Goal of the exercise:
Omit the pictures, please, and give each record below again exactly.

The data:
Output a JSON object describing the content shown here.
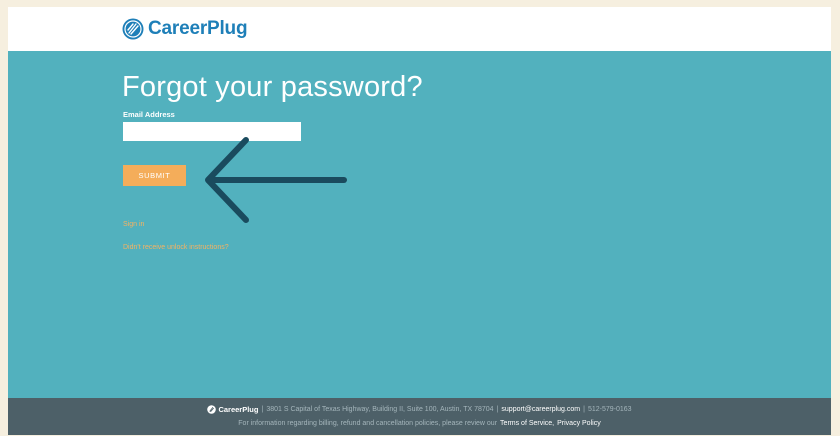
{
  "header": {
    "logo_text": "CareerPlug"
  },
  "page": {
    "title": "Forgot your password?"
  },
  "form": {
    "email_label": "Email Address",
    "email_value": "",
    "email_placeholder": "",
    "submit_label": "SUBMIT"
  },
  "links": {
    "sign_in": "Sign in",
    "unlock": "Didn't receive unlock instructions?"
  },
  "footer": {
    "logo_text": "CareerPlug",
    "sep1": "|",
    "address": "3801 S Capital of Texas Highway, Building II, Suite 100, Austin, TX 78704",
    "sep2": "|",
    "email": "support@careerplug.com",
    "sep3": "|",
    "phone": "512-579-0163",
    "policy_text": "For information regarding billing, refund and cancellation policies, please review our",
    "terms_link": "Terms of Service",
    "comma": ",",
    "privacy_link": "Privacy Policy"
  },
  "colors": {
    "page_background": "#52b1be",
    "brand_blue": "#1e7fb8",
    "accent_orange": "#f4ad5a",
    "footer_background": "#4d6068",
    "arrow": "#1a4b5e"
  },
  "icons": {
    "logo": "careerplug-logo-icon",
    "annotation": "arrow-left-annotation"
  }
}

Exercise answer:
Output a JSON object describing the content shown here.
{
  "header": {
    "logo_text": "CareerPlug"
  },
  "page": {
    "title": "Forgot your password?"
  },
  "form": {
    "email_label": "Email Address",
    "email_value": "",
    "email_placeholder": "",
    "submit_label": "SUBMIT"
  },
  "links": {
    "sign_in": "Sign in",
    "unlock": "Didn't receive unlock instructions?"
  },
  "footer": {
    "logo_text": "CareerPlug",
    "sep1": "|",
    "address": "3801 S Capital of Texas Highway, Building II, Suite 100, Austin, TX 78704",
    "sep2": "|",
    "email": "support@careerplug.com",
    "sep3": "|",
    "phone": "512-579-0163",
    "policy_text": "For information regarding billing, refund and cancellation policies, please review our",
    "terms_link": "Terms of Service",
    "comma": ",",
    "privacy_link": "Privacy Policy"
  },
  "colors": {
    "page_background": "#52b1be",
    "brand_blue": "#1e7fb8",
    "accent_orange": "#f4ad5a",
    "footer_background": "#4d6068",
    "arrow": "#1a4b5e"
  },
  "icons": {
    "logo": "careerplug-logo-icon",
    "annotation": "arrow-left-annotation"
  }
}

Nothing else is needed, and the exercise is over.